Input records:
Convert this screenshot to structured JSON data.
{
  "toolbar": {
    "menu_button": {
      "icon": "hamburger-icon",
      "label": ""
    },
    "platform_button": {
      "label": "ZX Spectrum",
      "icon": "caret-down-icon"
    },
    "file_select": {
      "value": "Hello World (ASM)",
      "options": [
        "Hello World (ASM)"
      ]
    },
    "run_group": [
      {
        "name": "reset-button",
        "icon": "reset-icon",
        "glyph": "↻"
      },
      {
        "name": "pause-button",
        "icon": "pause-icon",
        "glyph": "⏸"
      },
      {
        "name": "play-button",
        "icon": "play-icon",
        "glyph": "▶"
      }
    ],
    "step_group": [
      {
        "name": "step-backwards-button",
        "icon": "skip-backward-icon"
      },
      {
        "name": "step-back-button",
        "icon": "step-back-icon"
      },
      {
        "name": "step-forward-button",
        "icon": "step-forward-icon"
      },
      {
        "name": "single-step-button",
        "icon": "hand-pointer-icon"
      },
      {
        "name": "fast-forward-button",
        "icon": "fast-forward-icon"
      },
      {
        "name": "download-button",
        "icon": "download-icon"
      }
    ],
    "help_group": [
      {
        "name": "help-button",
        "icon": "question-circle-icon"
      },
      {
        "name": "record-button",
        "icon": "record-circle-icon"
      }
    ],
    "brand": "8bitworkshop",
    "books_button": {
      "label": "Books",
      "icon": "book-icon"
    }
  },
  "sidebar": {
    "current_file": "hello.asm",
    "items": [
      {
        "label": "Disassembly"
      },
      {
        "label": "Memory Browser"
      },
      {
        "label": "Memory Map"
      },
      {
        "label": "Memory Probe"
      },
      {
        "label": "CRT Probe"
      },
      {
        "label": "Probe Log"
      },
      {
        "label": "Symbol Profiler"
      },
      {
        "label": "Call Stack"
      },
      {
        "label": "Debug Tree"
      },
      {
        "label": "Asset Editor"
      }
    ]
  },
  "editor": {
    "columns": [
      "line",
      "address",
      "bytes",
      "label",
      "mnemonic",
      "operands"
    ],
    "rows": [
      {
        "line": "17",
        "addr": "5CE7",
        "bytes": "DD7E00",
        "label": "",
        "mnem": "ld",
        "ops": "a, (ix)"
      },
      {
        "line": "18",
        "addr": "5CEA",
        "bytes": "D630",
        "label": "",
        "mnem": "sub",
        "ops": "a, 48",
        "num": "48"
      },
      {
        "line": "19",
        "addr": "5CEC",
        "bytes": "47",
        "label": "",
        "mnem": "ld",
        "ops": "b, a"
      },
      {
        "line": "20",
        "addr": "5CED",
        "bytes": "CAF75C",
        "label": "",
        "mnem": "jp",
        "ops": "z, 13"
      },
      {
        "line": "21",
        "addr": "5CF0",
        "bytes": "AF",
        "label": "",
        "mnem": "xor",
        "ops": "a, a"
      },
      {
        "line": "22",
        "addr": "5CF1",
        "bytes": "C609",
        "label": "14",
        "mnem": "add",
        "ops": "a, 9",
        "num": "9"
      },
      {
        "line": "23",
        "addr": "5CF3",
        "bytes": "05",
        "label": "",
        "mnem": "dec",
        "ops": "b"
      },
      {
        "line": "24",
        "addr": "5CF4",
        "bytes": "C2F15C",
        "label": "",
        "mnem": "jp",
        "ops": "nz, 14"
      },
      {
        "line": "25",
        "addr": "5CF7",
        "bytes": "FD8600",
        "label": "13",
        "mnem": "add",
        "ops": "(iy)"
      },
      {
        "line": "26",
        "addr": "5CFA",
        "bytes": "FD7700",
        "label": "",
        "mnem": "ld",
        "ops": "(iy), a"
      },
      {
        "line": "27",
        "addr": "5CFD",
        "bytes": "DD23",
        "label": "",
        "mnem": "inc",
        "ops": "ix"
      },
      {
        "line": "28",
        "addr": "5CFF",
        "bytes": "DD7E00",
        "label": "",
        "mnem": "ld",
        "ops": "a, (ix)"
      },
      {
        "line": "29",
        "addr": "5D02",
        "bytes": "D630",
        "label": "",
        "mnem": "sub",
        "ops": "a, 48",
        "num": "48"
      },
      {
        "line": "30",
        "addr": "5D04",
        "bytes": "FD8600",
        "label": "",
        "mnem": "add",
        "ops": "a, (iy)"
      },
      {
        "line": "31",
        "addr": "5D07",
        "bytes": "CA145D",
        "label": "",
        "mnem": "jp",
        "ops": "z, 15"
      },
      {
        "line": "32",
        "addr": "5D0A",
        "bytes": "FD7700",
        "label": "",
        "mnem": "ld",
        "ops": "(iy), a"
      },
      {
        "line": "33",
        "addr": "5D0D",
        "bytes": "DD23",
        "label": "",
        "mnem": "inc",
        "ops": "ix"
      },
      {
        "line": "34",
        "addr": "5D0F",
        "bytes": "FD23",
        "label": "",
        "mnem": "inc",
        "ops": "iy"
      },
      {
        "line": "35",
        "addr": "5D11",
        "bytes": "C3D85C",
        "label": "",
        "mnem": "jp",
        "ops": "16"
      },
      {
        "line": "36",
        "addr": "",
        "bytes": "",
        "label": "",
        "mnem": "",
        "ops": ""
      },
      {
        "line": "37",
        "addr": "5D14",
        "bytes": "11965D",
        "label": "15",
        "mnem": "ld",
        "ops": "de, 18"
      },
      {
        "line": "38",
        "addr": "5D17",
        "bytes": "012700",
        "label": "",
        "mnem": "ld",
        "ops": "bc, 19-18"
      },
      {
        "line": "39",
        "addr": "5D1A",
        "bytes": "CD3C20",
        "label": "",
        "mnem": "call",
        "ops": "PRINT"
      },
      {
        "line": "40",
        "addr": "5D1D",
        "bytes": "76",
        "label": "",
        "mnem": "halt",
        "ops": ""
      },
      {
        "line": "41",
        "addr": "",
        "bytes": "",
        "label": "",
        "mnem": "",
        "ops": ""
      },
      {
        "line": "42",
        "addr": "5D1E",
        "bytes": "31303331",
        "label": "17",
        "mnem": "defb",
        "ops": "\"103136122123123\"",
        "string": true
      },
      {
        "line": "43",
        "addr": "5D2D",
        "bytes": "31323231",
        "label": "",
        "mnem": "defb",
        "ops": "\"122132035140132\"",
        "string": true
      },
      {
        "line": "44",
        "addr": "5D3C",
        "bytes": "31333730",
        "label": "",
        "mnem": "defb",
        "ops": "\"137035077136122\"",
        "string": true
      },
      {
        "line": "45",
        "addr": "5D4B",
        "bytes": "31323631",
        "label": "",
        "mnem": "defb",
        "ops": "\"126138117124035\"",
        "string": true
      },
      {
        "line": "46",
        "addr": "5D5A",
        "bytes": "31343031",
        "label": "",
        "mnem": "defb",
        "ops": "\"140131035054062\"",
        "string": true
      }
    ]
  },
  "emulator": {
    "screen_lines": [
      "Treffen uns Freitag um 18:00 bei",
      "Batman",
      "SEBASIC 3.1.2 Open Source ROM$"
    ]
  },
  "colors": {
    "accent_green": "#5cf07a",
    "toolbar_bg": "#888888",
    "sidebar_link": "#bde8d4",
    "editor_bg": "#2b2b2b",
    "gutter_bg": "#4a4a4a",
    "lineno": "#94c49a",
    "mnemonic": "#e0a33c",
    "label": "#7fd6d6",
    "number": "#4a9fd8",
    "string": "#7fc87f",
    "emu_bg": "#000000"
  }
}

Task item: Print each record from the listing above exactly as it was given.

Your response:
Convert this screenshot to structured JSON data.
{
  "toolbar": {
    "menu_button": {
      "icon": "hamburger-icon",
      "label": ""
    },
    "platform_button": {
      "label": "ZX Spectrum",
      "icon": "caret-down-icon"
    },
    "file_select": {
      "value": "Hello World (ASM)",
      "options": [
        "Hello World (ASM)"
      ]
    },
    "run_group": [
      {
        "name": "reset-button",
        "icon": "reset-icon",
        "glyph": "↻"
      },
      {
        "name": "pause-button",
        "icon": "pause-icon",
        "glyph": "⏸"
      },
      {
        "name": "play-button",
        "icon": "play-icon",
        "glyph": "▶"
      }
    ],
    "step_group": [
      {
        "name": "step-backwards-button",
        "icon": "skip-backward-icon"
      },
      {
        "name": "step-back-button",
        "icon": "step-back-icon"
      },
      {
        "name": "step-forward-button",
        "icon": "step-forward-icon"
      },
      {
        "name": "single-step-button",
        "icon": "hand-pointer-icon"
      },
      {
        "name": "fast-forward-button",
        "icon": "fast-forward-icon"
      },
      {
        "name": "download-button",
        "icon": "download-icon"
      }
    ],
    "help_group": [
      {
        "name": "help-button",
        "icon": "question-circle-icon"
      },
      {
        "name": "record-button",
        "icon": "record-circle-icon"
      }
    ],
    "brand": "8bitworkshop",
    "books_button": {
      "label": "Books",
      "icon": "book-icon"
    }
  },
  "sidebar": {
    "current_file": "hello.asm",
    "items": [
      {
        "label": "Disassembly"
      },
      {
        "label": "Memory Browser"
      },
      {
        "label": "Memory Map"
      },
      {
        "label": "Memory Probe"
      },
      {
        "label": "CRT Probe"
      },
      {
        "label": "Probe Log"
      },
      {
        "label": "Symbol Profiler"
      },
      {
        "label": "Call Stack"
      },
      {
        "label": "Debug Tree"
      },
      {
        "label": "Asset Editor"
      }
    ]
  },
  "editor": {
    "columns": [
      "line",
      "address",
      "bytes",
      "label",
      "mnemonic",
      "operands"
    ],
    "rows": [
      {
        "line": "17",
        "addr": "5CE7",
        "bytes": "DD7E00",
        "label": "",
        "mnem": "ld",
        "ops": "a, (ix)"
      },
      {
        "line": "18",
        "addr": "5CEA",
        "bytes": "D630",
        "label": "",
        "mnem": "sub",
        "ops": "a, 48",
        "num": "48"
      },
      {
        "line": "19",
        "addr": "5CEC",
        "bytes": "47",
        "label": "",
        "mnem": "ld",
        "ops": "b, a"
      },
      {
        "line": "20",
        "addr": "5CED",
        "bytes": "CAF75C",
        "label": "",
        "mnem": "jp",
        "ops": "z, 13"
      },
      {
        "line": "21",
        "addr": "5CF0",
        "bytes": "AF",
        "label": "",
        "mnem": "xor",
        "ops": "a, a"
      },
      {
        "line": "22",
        "addr": "5CF1",
        "bytes": "C609",
        "label": "14",
        "mnem": "add",
        "ops": "a, 9",
        "num": "9"
      },
      {
        "line": "23",
        "addr": "5CF3",
        "bytes": "05",
        "label": "",
        "mnem": "dec",
        "ops": "b"
      },
      {
        "line": "24",
        "addr": "5CF4",
        "bytes": "C2F15C",
        "label": "",
        "mnem": "jp",
        "ops": "nz, 14"
      },
      {
        "line": "25",
        "addr": "5CF7",
        "bytes": "FD8600",
        "label": "13",
        "mnem": "add",
        "ops": "(iy)"
      },
      {
        "line": "26",
        "addr": "5CFA",
        "bytes": "FD7700",
        "label": "",
        "mnem": "ld",
        "ops": "(iy), a"
      },
      {
        "line": "27",
        "addr": "5CFD",
        "bytes": "DD23",
        "label": "",
        "mnem": "inc",
        "ops": "ix"
      },
      {
        "line": "28",
        "addr": "5CFF",
        "bytes": "DD7E00",
        "label": "",
        "mnem": "ld",
        "ops": "a, (ix)"
      },
      {
        "line": "29",
        "addr": "5D02",
        "bytes": "D630",
        "label": "",
        "mnem": "sub",
        "ops": "a, 48",
        "num": "48"
      },
      {
        "line": "30",
        "addr": "5D04",
        "bytes": "FD8600",
        "label": "",
        "mnem": "add",
        "ops": "a, (iy)"
      },
      {
        "line": "31",
        "addr": "5D07",
        "bytes": "CA145D",
        "label": "",
        "mnem": "jp",
        "ops": "z, 15"
      },
      {
        "line": "32",
        "addr": "5D0A",
        "bytes": "FD7700",
        "label": "",
        "mnem": "ld",
        "ops": "(iy), a"
      },
      {
        "line": "33",
        "addr": "5D0D",
        "bytes": "DD23",
        "label": "",
        "mnem": "inc",
        "ops": "ix"
      },
      {
        "line": "34",
        "addr": "5D0F",
        "bytes": "FD23",
        "label": "",
        "mnem": "inc",
        "ops": "iy"
      },
      {
        "line": "35",
        "addr": "5D11",
        "bytes": "C3D85C",
        "label": "",
        "mnem": "jp",
        "ops": "16"
      },
      {
        "line": "36",
        "addr": "",
        "bytes": "",
        "label": "",
        "mnem": "",
        "ops": ""
      },
      {
        "line": "37",
        "addr": "5D14",
        "bytes": "11965D",
        "label": "15",
        "mnem": "ld",
        "ops": "de, 18"
      },
      {
        "line": "38",
        "addr": "5D17",
        "bytes": "012700",
        "label": "",
        "mnem": "ld",
        "ops": "bc, 19-18"
      },
      {
        "line": "39",
        "addr": "5D1A",
        "bytes": "CD3C20",
        "label": "",
        "mnem": "call",
        "ops": "PRINT"
      },
      {
        "line": "40",
        "addr": "5D1D",
        "bytes": "76",
        "label": "",
        "mnem": "halt",
        "ops": ""
      },
      {
        "line": "41",
        "addr": "",
        "bytes": "",
        "label": "",
        "mnem": "",
        "ops": ""
      },
      {
        "line": "42",
        "addr": "5D1E",
        "bytes": "31303331",
        "label": "17",
        "mnem": "defb",
        "ops": "\"103136122123123\"",
        "string": true
      },
      {
        "line": "43",
        "addr": "5D2D",
        "bytes": "31323231",
        "label": "",
        "mnem": "defb",
        "ops": "\"122132035140132\"",
        "string": true
      },
      {
        "line": "44",
        "addr": "5D3C",
        "bytes": "31333730",
        "label": "",
        "mnem": "defb",
        "ops": "\"137035077136122\"",
        "string": true
      },
      {
        "line": "45",
        "addr": "5D4B",
        "bytes": "31323631",
        "label": "",
        "mnem": "defb",
        "ops": "\"126138117124035\"",
        "string": true
      },
      {
        "line": "46",
        "addr": "5D5A",
        "bytes": "31343031",
        "label": "",
        "mnem": "defb",
        "ops": "\"140131035054062\"",
        "string": true
      }
    ]
  },
  "emulator": {
    "screen_lines": [
      "Treffen uns Freitag um 18:00 bei",
      "Batman",
      "SEBASIC 3.1.2 Open Source ROM$"
    ]
  },
  "colors": {
    "accent_green": "#5cf07a",
    "toolbar_bg": "#888888",
    "sidebar_link": "#bde8d4",
    "editor_bg": "#2b2b2b",
    "gutter_bg": "#4a4a4a",
    "lineno": "#94c49a",
    "mnemonic": "#e0a33c",
    "label": "#7fd6d6",
    "number": "#4a9fd8",
    "string": "#7fc87f",
    "emu_bg": "#000000"
  }
}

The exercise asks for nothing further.